During the height of the pandemic, U.S. Census Bureau data showed a fivefold increase in Black households homeschooling, and many have not returned to traditional schools once they reopened. What the data does not show, however, is why so many Black families made the switch.
Three reasons motivated Didakeje Griffin, a mom of two children in Birmingham, Alabama: she wanted her children to be safe from bullies, to learn their cultural heritage, and to experience freedom.
“I want to first have time to cultivate my children’s African-American culture, their Nigerian history and heritage before anyone tries to tell them who they are,” Griffin told the NPR affiliate in Birmingham. “So really, COVID, it was the catalyst, but our children’s cultural identity was the reason that we kept going.”
To gain the support she needed to keep going, Griffin joined the Black Homeschoolers of Birmingham, a group co-founded in 2018 by local homeschooling moms Yalonda Chandler and Jennifer Duckworth. The group offers several programs, like a virtual debate club (Batman versus Superman was a recent topic), P.E., and music. Mostly, though, the group focuses on connecting families with each other and offering encouragement, guidance, and access to information.
With connections made through the group, families regularly gather at field trips and other in-person opportunities for their children to come together.
“Sometimes, with homeschoolers, they’re used to going it alone,” says Chandler, co-founder of Black Homeschoolers of Birmingham. “We’ve been taking more steps to create more safe spaces for engagement with students and parents to learn, play, and grow.”

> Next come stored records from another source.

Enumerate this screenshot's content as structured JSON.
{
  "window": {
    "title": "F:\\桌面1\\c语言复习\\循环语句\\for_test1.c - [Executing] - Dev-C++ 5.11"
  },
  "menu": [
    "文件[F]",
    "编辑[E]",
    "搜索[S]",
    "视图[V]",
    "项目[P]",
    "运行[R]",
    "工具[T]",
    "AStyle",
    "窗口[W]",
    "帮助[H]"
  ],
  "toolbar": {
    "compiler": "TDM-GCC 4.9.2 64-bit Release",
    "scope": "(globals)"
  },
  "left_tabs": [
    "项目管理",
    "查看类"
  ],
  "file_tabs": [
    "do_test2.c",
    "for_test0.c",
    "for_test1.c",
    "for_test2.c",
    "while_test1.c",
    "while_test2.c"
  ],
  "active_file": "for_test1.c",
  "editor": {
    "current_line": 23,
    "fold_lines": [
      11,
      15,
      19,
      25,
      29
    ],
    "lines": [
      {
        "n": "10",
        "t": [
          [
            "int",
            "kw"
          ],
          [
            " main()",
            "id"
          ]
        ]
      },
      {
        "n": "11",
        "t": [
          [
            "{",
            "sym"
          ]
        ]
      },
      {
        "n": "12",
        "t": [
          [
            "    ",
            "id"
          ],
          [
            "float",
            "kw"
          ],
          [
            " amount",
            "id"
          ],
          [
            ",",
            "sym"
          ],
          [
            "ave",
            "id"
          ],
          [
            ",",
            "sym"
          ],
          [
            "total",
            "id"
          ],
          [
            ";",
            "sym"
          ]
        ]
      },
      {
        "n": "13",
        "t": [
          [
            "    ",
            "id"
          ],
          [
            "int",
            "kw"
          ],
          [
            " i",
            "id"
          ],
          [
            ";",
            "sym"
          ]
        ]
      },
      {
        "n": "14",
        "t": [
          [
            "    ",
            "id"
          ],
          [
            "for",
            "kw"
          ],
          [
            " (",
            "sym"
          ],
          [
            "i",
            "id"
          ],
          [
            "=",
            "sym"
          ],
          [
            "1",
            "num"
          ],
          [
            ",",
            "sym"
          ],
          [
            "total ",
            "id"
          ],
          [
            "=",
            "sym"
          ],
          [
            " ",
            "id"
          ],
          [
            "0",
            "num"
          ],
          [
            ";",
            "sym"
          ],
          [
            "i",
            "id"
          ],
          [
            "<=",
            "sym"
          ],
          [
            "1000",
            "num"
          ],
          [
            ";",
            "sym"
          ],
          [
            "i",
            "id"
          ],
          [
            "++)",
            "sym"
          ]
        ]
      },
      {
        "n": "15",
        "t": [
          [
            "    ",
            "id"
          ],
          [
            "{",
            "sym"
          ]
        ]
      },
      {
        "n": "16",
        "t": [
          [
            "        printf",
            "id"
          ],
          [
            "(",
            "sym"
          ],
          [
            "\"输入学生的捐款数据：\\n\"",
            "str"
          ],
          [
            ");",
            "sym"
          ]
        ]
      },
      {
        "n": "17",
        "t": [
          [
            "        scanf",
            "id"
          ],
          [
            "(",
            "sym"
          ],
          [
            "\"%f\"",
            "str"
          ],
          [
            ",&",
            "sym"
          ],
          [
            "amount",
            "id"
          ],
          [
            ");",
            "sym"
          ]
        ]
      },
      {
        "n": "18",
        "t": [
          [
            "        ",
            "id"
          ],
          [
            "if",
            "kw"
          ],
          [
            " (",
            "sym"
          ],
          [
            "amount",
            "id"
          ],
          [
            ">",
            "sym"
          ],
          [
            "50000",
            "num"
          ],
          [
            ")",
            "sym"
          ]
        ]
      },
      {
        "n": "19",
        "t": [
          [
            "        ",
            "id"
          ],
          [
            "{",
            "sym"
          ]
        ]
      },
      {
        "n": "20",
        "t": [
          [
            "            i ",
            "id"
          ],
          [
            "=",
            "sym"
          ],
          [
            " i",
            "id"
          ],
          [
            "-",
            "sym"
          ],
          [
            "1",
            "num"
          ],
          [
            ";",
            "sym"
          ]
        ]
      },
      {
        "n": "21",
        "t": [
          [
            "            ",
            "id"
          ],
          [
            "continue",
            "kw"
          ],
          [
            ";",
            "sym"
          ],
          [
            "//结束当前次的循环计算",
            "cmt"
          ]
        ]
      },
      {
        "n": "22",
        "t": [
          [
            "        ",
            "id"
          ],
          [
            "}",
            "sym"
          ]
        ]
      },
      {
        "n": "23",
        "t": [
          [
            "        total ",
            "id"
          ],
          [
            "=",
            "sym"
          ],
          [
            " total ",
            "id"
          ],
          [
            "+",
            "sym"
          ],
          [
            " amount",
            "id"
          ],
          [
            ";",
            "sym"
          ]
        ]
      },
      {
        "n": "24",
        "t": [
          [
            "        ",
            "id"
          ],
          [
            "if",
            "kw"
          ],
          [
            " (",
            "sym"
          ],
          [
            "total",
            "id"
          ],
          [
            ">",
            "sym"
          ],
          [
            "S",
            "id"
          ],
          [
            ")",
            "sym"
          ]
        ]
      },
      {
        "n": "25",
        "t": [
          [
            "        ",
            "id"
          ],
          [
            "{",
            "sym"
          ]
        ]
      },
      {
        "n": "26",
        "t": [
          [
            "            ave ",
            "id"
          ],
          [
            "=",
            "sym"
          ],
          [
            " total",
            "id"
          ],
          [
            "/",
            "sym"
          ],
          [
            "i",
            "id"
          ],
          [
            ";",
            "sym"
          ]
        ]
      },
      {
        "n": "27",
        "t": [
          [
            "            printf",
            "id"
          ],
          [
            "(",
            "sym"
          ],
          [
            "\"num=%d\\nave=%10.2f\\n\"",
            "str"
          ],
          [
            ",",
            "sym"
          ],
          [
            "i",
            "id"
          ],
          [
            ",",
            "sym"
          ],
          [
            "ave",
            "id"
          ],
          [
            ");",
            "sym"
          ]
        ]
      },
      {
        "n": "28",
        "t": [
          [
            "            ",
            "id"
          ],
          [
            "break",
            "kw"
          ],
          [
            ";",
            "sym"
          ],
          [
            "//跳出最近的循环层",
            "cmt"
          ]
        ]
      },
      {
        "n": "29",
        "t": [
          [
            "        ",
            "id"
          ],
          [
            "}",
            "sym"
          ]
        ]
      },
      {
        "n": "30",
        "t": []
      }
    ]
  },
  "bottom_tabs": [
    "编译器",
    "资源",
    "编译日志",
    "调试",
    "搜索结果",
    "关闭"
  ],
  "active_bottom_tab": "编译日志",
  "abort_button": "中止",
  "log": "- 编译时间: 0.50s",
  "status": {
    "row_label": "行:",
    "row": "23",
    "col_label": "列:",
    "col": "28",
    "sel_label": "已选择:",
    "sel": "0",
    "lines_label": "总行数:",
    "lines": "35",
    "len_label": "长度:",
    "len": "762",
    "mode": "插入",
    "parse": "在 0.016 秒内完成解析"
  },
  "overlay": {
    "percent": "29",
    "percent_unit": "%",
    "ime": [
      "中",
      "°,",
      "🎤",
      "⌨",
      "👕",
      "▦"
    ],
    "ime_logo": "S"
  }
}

The group has grown from two families to more than 95 families in just four years. Now, Black Homeschoolers of Birmingham is holding annual summits, including a recent gathering in partnership with HSLDA.